• Work instructions:
Across the entries below, count the lines in which the word "this" occurs. Reply with the count alone.

Element data from apps and pages
##########

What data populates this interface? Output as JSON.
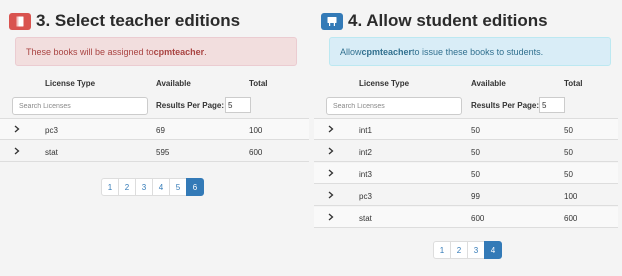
{
  "teacher": {
    "title": "3. Select teacher editions",
    "icon": "book-icon",
    "icon_color": "#d9534f",
    "alert_prefix": "These books will be assigned to ",
    "alert_user": "cpmteacher",
    "alert_suffix": ".",
    "columns": {
      "license_type": "License Type",
      "available": "Available",
      "total": "Total"
    },
    "search_placeholder": "Search Licenses",
    "results_per_page_label": "Results Per Page:",
    "results_per_page_value": "5",
    "rows": [
      {
        "license": "pc3",
        "available": "69",
        "total": "100"
      },
      {
        "license": "stat",
        "available": "595",
        "total": "600"
      }
    ],
    "pages": [
      "1",
      "2",
      "3",
      "4",
      "5",
      "6"
    ],
    "active_page": "6"
  },
  "student": {
    "title": "4. Allow student editions",
    "icon": "desk-icon",
    "icon_color": "#337ab7",
    "alert_prefix": "Allow ",
    "alert_user": "cpmteacher",
    "alert_suffix": " to issue these books to students.",
    "columns": {
      "license_type": "License Type",
      "available": "Available",
      "total": "Total"
    },
    "search_placeholder": "Search Licenses",
    "results_per_page_label": "Results Per Page:",
    "results_per_page_value": "5",
    "rows": [
      {
        "license": "int1",
        "available": "50",
        "total": "50"
      },
      {
        "license": "int2",
        "available": "50",
        "total": "50"
      },
      {
        "license": "int3",
        "available": "50",
        "total": "50"
      },
      {
        "license": "pc3",
        "available": "99",
        "total": "100"
      },
      {
        "license": "stat",
        "available": "600",
        "total": "600"
      }
    ],
    "pages": [
      "1",
      "2",
      "3",
      "4"
    ],
    "active_page": "4"
  }
}
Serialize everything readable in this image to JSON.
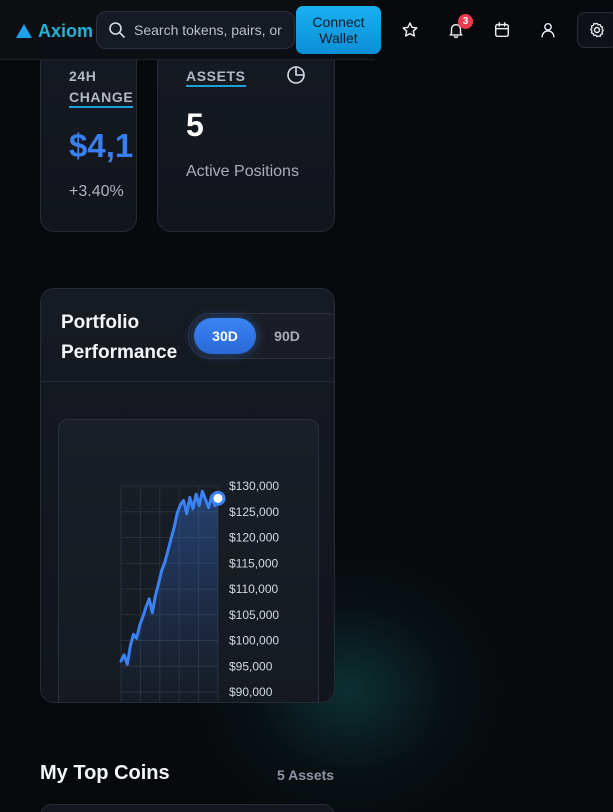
{
  "header": {
    "brand": "Axiom",
    "search_placeholder": "Search tokens, pairs, or",
    "connect_label": "Connect Wallet",
    "notification_count": "3",
    "icons": [
      "search-icon",
      "star-icon",
      "bell-icon",
      "calendar-icon",
      "user-icon",
      "gear-icon"
    ]
  },
  "stats": {
    "change": {
      "label_line1": "24H",
      "label_line2": "CHANGE",
      "value": "$4,1",
      "percent": "+3.40%"
    },
    "assets": {
      "label": "ASSETS",
      "value": "5",
      "subtitle": "Active Positions",
      "icon": "pie-chart-icon"
    }
  },
  "performance": {
    "title": "Portfolio Performance",
    "tabs": [
      {
        "label": "30D",
        "active": true
      },
      {
        "label": "90D",
        "active": false
      }
    ]
  },
  "chart_data": {
    "type": "line",
    "title": "",
    "xlabel": "",
    "ylabel": "",
    "ylim": [
      90000,
      130000
    ],
    "y_ticks": [
      {
        "value": 130000,
        "label": "$130,000"
      },
      {
        "value": 125000,
        "label": "$125,000"
      },
      {
        "value": 120000,
        "label": "$120,000"
      },
      {
        "value": 115000,
        "label": "$115,000"
      },
      {
        "value": 110000,
        "label": "$110,000"
      },
      {
        "value": 105000,
        "label": "$105,000"
      },
      {
        "value": 100000,
        "label": "$100,000"
      },
      {
        "value": 95000,
        "label": "$95,000"
      },
      {
        "value": 90000,
        "label": "$90,000"
      }
    ],
    "grid": true,
    "series": [
      {
        "color": "#3b82f6",
        "values": [
          96000,
          97200,
          95400,
          99000,
          101200,
          100400,
          103000,
          104600,
          106500,
          108100,
          105400,
          108700,
          111000,
          113600,
          115200,
          117400,
          119800,
          122000,
          124800,
          126400,
          127200,
          124600,
          127800,
          125600,
          128400,
          126200,
          129000,
          127400,
          125800,
          128100,
          126200,
          127600
        ]
      }
    ]
  },
  "coins": {
    "title": "My Top Coins",
    "count": "5 Assets"
  },
  "colors": {
    "accent": "#1da1e8",
    "chart_line": "#3b82f6",
    "badge": "#ef3b4d",
    "background": "#08090c"
  }
}
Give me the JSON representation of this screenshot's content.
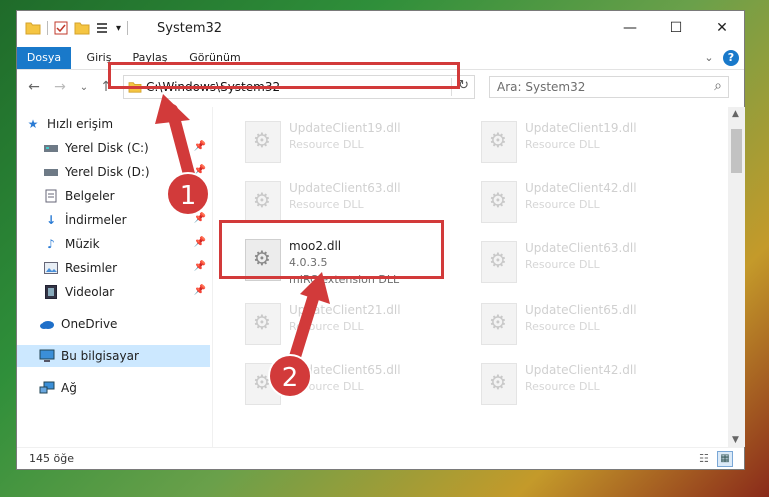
{
  "window": {
    "title": "System32",
    "min": "—",
    "max": "☐",
    "close": "✕"
  },
  "ribbon": {
    "tabs": [
      {
        "label": "Dosya"
      },
      {
        "label": "Giriş"
      },
      {
        "label": "Paylaş"
      },
      {
        "label": "Görünüm"
      }
    ],
    "expand": "⌄",
    "help": "?"
  },
  "nav": {
    "back": "←",
    "forward": "→",
    "recent": "⌄",
    "up": "↑",
    "address": "C:\\Windows\\System32",
    "address_dropdown": "⌄",
    "refresh": "↻",
    "search_placeholder": "Ara: System32",
    "search_icon": "⌕"
  },
  "sidebar": {
    "items": [
      {
        "label": "Hızlı erişim",
        "icon": "star-icon"
      },
      {
        "label": "Yerel Disk (C:)",
        "icon": "drive-icon"
      },
      {
        "label": "Yerel Disk (D:)",
        "icon": "drive-icon"
      },
      {
        "label": "Belgeler",
        "icon": "document-icon"
      },
      {
        "label": "İndirmeler",
        "icon": "download-icon"
      },
      {
        "label": "Müzik",
        "icon": "music-icon"
      },
      {
        "label": "Resimler",
        "icon": "picture-icon"
      },
      {
        "label": "Videolar",
        "icon": "video-icon"
      },
      {
        "label": "OneDrive",
        "icon": "cloud-icon"
      },
      {
        "label": "Bu bilgisayar",
        "icon": "computer-icon"
      },
      {
        "label": "Ağ",
        "icon": "network-icon"
      }
    ]
  },
  "files": {
    "left": [
      {
        "name": "UpdateClient19.dll",
        "sub": "Resource DLL"
      },
      {
        "name": "UpdateClient63.dll",
        "sub": "Resource DLL"
      },
      {
        "name": "moo2.dll",
        "version": "4.0.3.5",
        "sub": "mIRC extension DLL"
      },
      {
        "name": "UpdateClient21.dll",
        "sub": "Resource DLL"
      },
      {
        "name": "UpdateClient65.dll",
        "sub": "Resource DLL"
      }
    ],
    "right": [
      {
        "name": "UpdateClient19.dll",
        "sub": "Resource DLL"
      },
      {
        "name": "UpdateClient42.dll",
        "sub": "Resource DLL"
      },
      {
        "name": "UpdateClient63.dll",
        "sub": "Resource DLL"
      },
      {
        "name": "UpdateClient65.dll",
        "sub": "Resource DLL"
      },
      {
        "name": "UpdateClient42.dll",
        "sub": "Resource DLL"
      }
    ]
  },
  "status": {
    "count": "145 öğe"
  },
  "callouts": {
    "one": "1",
    "two": "2"
  },
  "colors": {
    "accent": "#1979ca",
    "highlight": "#d23a3a",
    "selection": "#cce8ff"
  }
}
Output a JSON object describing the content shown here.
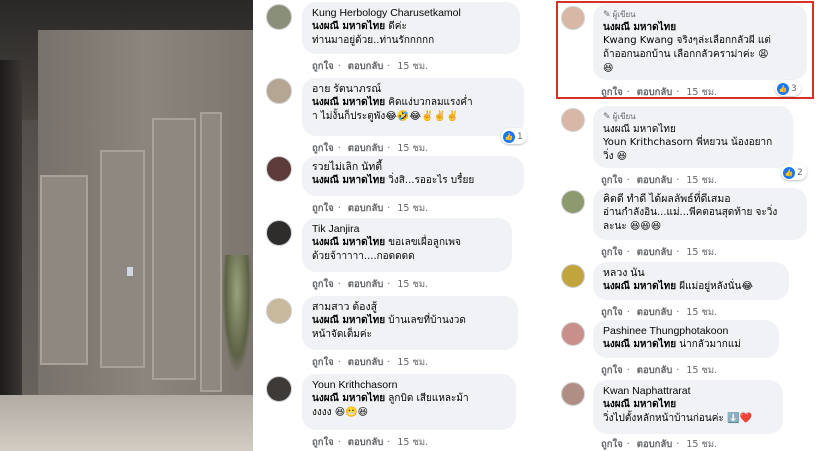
{
  "labels": {
    "like": "ถูกใจ",
    "reply": "ตอบกลับ",
    "dot": "·",
    "author_badge": "ผู้เขียน"
  },
  "colors": {
    "bubble": "#f0f2f5",
    "link": "#65676b",
    "like": "#1877f2",
    "highlight": "#d93025"
  },
  "left_comments": [
    {
      "name": "Kung Herbology Charusetkamol",
      "mention": "นงผณี มหาดไทย",
      "line1": " ดีค่ะ",
      "line2": "ท่านมาอยู่ด้วย..ท่านรักกกกก",
      "time": "15 ชม."
    },
    {
      "name": "อาย รัตนาภรณ์",
      "mention": "นงผณี มหาดไทย",
      "line1": " คิดแง่บวกลมแรงค่ำ",
      "line2": "า ไม่งั้นก็ประตูพัง😂🤣😂✌️✌️✌️",
      "time": "15 ชม.",
      "reactions": "1"
    },
    {
      "name": "รวยไม่เลิก นัทตี้",
      "mention": "นงผณี มหาดไทย",
      "line1": " วิ่งสิ...รออะไร บรื๋ยย",
      "line2": "",
      "time": "15 ชม."
    },
    {
      "name": "Tik Janjira",
      "mention": "นงผณี มหาดไทย",
      "line1": " ขอเลขเผื่อลูกเพจ",
      "line2": "ด้วยจ้าาาาา....กอดดดด",
      "time": "15 ชม."
    },
    {
      "name": "สามสาว ต้องสู้",
      "mention": "นงผณี มหาดไทย",
      "line1": " บ้านเลขที่บ้านงวด",
      "line2": "หน้าจัดเต็มค่ะ",
      "time": "15 ชม."
    },
    {
      "name": "Youn Krithchasorn",
      "mention": "นงผณี มหาดไทย",
      "line1": " ลูกบิด เสียแหละม้า",
      "line2": "งงงง 😆😬😆",
      "time": "15 ชม."
    }
  ],
  "right_comments": [
    {
      "badge": true,
      "mention": "นงผณี มหาดไทย",
      "line1": "Kwang Kwang จริงๆล่ะเลือกกลัวผี แต่",
      "line2": "ถ้าออกนอกบ้าน เลือกกลัวคราม่าค่ะ 😩",
      "line3": "😆",
      "time": "15 ชม.",
      "reactions": "3"
    },
    {
      "badge": true,
      "name": "นงผณี มหาดไทย",
      "mention": "Youn Krithchasorn",
      "line1": " พี่หยวน น้องอยาก",
      "line2": "วิ่ง 😆",
      "time": "15 ชม.",
      "reactions": "2"
    },
    {
      "name": "คิดดี ทำดี ได้ผลลัพธ์ที่ดีเสมอ",
      "line1": "อ่านกำลังอิน...แม่...พีคตอนสุดท้าย จะวิ่ง",
      "line2": "ละนะ 😆😆😆",
      "time": "15 ชม."
    },
    {
      "name": "หลวง นัน",
      "mention": "นงผณี มหาดไทย",
      "line1": " ผีแม่อยู่หลังนั่น😂",
      "line2": "",
      "time": "15 ชม."
    },
    {
      "name": "Pashinee Thungphotakoon",
      "mention": "นงผณี มหาดไทย",
      "line1": " น่ากลัวมากแม่",
      "line2": "",
      "time": "15 ชม."
    },
    {
      "name": "Kwan Naphattrarat",
      "mention": "นงผณี มหาดไทย",
      "line1": "",
      "line2": "วิ่งไปตั้งหลักหน้าบ้านก่อนค่ะ ⬇️❤️",
      "time": "15 ชม."
    }
  ]
}
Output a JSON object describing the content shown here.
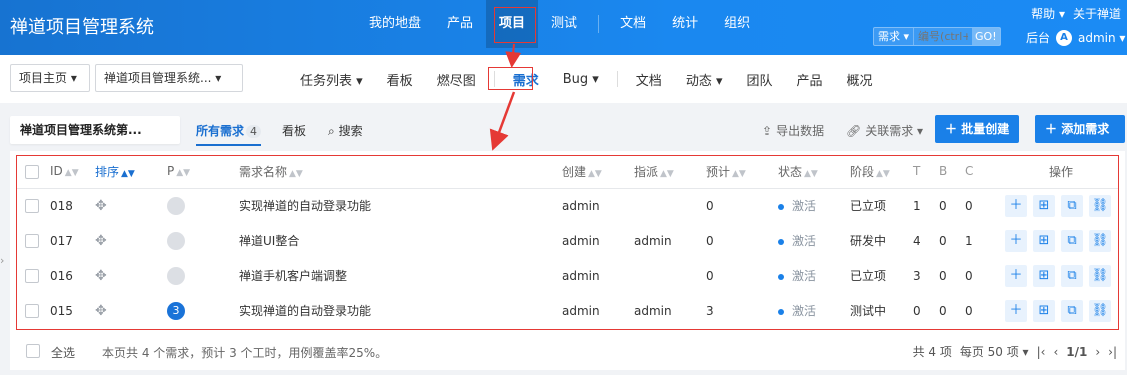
{
  "app": {
    "title": "禅道项目管理系统"
  },
  "main_nav": [
    {
      "label": "我的地盘"
    },
    {
      "label": "产品"
    },
    {
      "label": "项目"
    },
    {
      "label": "测试"
    },
    {
      "label": "文档"
    },
    {
      "label": "统计"
    },
    {
      "label": "组织"
    }
  ],
  "top_links": {
    "help": "帮助 ▾",
    "about": "关于禅道"
  },
  "search": {
    "type": "需求 ▾",
    "placeholder": "编号(ctrl+g)",
    "go": "GO!"
  },
  "backend": "后台",
  "user": {
    "avatar": "A",
    "name": "admin ▾"
  },
  "breadcrumbs": {
    "home": "项目主页 ▾",
    "project": "禅道项目管理系统... ▾"
  },
  "sub_nav": [
    {
      "label": "任务列表 ▾"
    },
    {
      "label": "看板"
    },
    {
      "label": "燃尽图"
    },
    {
      "label": "需求"
    },
    {
      "label": "Bug ▾"
    },
    {
      "label": "文档"
    },
    {
      "label": "动态 ▾"
    },
    {
      "label": "团队"
    },
    {
      "label": "产品"
    },
    {
      "label": "概况"
    }
  ],
  "toolbar": {
    "project_title": "禅道项目管理系统第...",
    "tab_all": "所有需求",
    "tab_all_count": "4",
    "tab_kanban": "看板",
    "search_label": "搜索",
    "export": "导出数据",
    "link_story": "关联需求 ▾",
    "batch_create": "批量创建",
    "add_story": "添加需求"
  },
  "table": {
    "headers": [
      "ID",
      "排序",
      "P",
      "需求名称",
      "创建",
      "指派",
      "预计",
      "状态",
      "阶段",
      "T",
      "B",
      "C",
      "操作"
    ],
    "rows": [
      {
        "id": "018",
        "pri": "",
        "name": "实现禅道的自动登录功能",
        "creator": "admin",
        "assigned": "",
        "estimate": "0",
        "status": "激活",
        "stage": "已立项",
        "t": "1",
        "b": "0",
        "c": "0"
      },
      {
        "id": "017",
        "pri": "",
        "name": "禅道UI整合",
        "creator": "admin",
        "assigned": "admin",
        "estimate": "0",
        "status": "激活",
        "stage": "研发中",
        "t": "4",
        "b": "0",
        "c": "1"
      },
      {
        "id": "016",
        "pri": "",
        "name": "禅道手机客户端调整",
        "creator": "admin",
        "assigned": "",
        "estimate": "0",
        "status": "激活",
        "stage": "已立项",
        "t": "3",
        "b": "0",
        "c": "0"
      },
      {
        "id": "015",
        "pri": "3",
        "name": "实现禅道的自动登录功能",
        "creator": "admin",
        "assigned": "admin",
        "estimate": "3",
        "status": "激活",
        "stage": "测试中",
        "t": "0",
        "b": "0",
        "c": "0"
      }
    ]
  },
  "footer": {
    "select_all": "全选",
    "summary": "本页共 4 个需求，预计 3 个工时，用例覆盖率25%。",
    "total": "共 4 项",
    "per_page": "每页 50 项 ▾",
    "page": "1/1"
  },
  "colors": {
    "accent": "#1a80e8",
    "highlight": "#e53935"
  }
}
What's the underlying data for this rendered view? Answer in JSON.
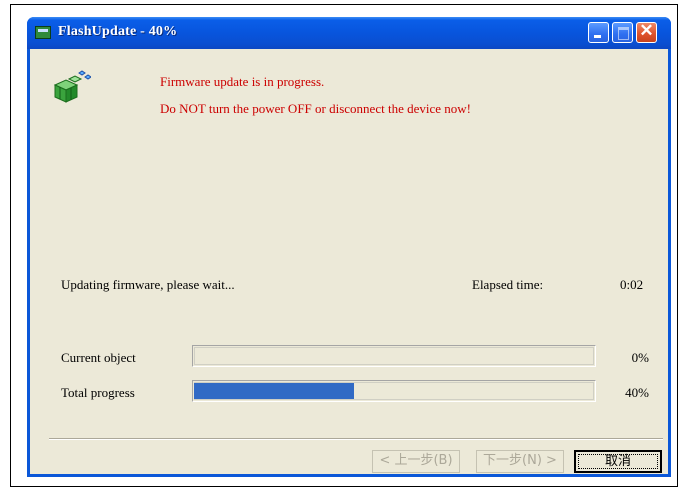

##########

• Your response:
4